- [Problem description] In the material below, list every line carrying the string "Bottom".

- [Extracted entries]
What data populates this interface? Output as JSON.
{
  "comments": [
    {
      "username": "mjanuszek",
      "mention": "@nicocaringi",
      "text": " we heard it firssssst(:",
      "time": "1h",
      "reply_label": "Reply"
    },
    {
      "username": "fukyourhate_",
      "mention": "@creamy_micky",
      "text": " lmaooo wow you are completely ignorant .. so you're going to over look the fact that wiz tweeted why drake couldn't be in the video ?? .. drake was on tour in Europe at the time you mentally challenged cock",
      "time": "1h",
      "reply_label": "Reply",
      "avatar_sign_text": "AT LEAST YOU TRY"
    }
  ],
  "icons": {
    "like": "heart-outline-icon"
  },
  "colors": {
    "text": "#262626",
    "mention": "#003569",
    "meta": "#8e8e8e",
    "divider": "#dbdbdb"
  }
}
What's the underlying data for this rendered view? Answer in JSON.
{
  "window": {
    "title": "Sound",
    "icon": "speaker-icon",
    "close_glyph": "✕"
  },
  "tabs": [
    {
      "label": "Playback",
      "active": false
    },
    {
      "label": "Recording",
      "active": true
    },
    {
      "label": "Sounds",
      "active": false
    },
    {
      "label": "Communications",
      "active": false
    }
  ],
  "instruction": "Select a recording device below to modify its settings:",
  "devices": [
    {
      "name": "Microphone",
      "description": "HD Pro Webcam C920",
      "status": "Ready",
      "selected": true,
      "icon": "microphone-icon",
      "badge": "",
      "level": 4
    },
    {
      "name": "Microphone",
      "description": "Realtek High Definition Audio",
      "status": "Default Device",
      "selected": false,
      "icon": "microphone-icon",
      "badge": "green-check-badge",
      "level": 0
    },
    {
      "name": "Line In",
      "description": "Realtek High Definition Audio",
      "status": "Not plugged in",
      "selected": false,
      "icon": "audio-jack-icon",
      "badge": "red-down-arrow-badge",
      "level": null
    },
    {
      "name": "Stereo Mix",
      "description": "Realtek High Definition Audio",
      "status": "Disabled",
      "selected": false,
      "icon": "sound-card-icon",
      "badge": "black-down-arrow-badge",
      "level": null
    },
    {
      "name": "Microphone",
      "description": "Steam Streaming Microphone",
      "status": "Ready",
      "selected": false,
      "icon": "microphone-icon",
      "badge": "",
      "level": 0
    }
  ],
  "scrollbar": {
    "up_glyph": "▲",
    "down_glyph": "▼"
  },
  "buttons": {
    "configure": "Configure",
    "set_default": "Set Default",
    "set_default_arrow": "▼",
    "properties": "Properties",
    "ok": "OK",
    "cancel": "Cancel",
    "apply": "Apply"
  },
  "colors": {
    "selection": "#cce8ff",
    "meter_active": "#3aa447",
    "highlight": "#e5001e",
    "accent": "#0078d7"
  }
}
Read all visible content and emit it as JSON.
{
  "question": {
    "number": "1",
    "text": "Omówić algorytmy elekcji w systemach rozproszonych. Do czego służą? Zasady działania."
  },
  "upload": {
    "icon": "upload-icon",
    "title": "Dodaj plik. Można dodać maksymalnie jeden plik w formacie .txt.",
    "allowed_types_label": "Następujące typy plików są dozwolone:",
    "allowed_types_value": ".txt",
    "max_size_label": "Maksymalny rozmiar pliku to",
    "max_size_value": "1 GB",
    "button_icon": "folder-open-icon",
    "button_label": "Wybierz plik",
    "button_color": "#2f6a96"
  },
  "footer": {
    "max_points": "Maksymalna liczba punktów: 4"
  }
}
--
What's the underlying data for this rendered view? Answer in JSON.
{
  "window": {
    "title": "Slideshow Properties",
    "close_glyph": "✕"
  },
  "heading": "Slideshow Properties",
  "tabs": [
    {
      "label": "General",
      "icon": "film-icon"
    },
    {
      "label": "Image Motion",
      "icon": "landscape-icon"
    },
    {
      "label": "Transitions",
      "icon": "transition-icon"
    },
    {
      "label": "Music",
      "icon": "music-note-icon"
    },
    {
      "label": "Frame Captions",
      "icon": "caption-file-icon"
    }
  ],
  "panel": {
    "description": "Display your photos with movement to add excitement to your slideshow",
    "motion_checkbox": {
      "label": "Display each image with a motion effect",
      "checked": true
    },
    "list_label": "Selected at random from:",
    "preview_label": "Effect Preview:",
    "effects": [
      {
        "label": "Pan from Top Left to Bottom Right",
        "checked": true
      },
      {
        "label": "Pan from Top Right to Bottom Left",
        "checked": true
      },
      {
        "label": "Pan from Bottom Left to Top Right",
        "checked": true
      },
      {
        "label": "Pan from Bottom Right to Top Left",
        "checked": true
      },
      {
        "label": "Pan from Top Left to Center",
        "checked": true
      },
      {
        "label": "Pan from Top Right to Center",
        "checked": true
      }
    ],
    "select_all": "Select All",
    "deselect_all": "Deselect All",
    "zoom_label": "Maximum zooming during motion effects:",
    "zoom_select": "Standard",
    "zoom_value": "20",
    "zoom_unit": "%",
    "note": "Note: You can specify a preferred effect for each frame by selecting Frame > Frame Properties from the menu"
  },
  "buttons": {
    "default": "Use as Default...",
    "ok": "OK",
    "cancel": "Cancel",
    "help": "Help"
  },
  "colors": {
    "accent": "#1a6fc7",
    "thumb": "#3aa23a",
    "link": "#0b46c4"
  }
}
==
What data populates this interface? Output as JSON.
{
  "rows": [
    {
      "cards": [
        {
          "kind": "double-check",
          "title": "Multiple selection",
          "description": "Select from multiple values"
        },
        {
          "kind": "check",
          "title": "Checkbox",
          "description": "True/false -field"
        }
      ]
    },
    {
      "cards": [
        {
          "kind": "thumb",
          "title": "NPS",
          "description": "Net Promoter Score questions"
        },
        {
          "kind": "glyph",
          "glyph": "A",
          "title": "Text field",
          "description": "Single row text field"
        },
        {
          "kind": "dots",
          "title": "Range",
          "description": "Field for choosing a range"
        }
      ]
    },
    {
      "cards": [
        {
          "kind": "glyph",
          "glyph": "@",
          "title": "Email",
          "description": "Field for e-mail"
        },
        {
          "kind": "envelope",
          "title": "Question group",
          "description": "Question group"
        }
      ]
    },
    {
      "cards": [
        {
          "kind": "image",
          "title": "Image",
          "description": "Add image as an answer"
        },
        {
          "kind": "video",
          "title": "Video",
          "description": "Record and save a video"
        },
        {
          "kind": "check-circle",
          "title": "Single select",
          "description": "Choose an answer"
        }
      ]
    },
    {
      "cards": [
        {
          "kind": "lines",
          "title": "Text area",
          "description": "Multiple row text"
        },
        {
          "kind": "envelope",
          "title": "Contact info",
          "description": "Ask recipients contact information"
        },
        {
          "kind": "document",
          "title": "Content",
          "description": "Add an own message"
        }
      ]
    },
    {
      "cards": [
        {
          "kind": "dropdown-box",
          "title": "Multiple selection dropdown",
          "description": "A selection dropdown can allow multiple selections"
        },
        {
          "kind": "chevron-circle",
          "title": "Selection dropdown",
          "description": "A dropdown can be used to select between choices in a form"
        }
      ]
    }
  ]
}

- [Response]
        "label": "Pan from Top Left to Bottom Right",
        "label": "Pan from Top Right to Bottom Left",
        "label": "Pan from Bottom Left to Top Right",
        "label": "Pan from Bottom Right to Top Left",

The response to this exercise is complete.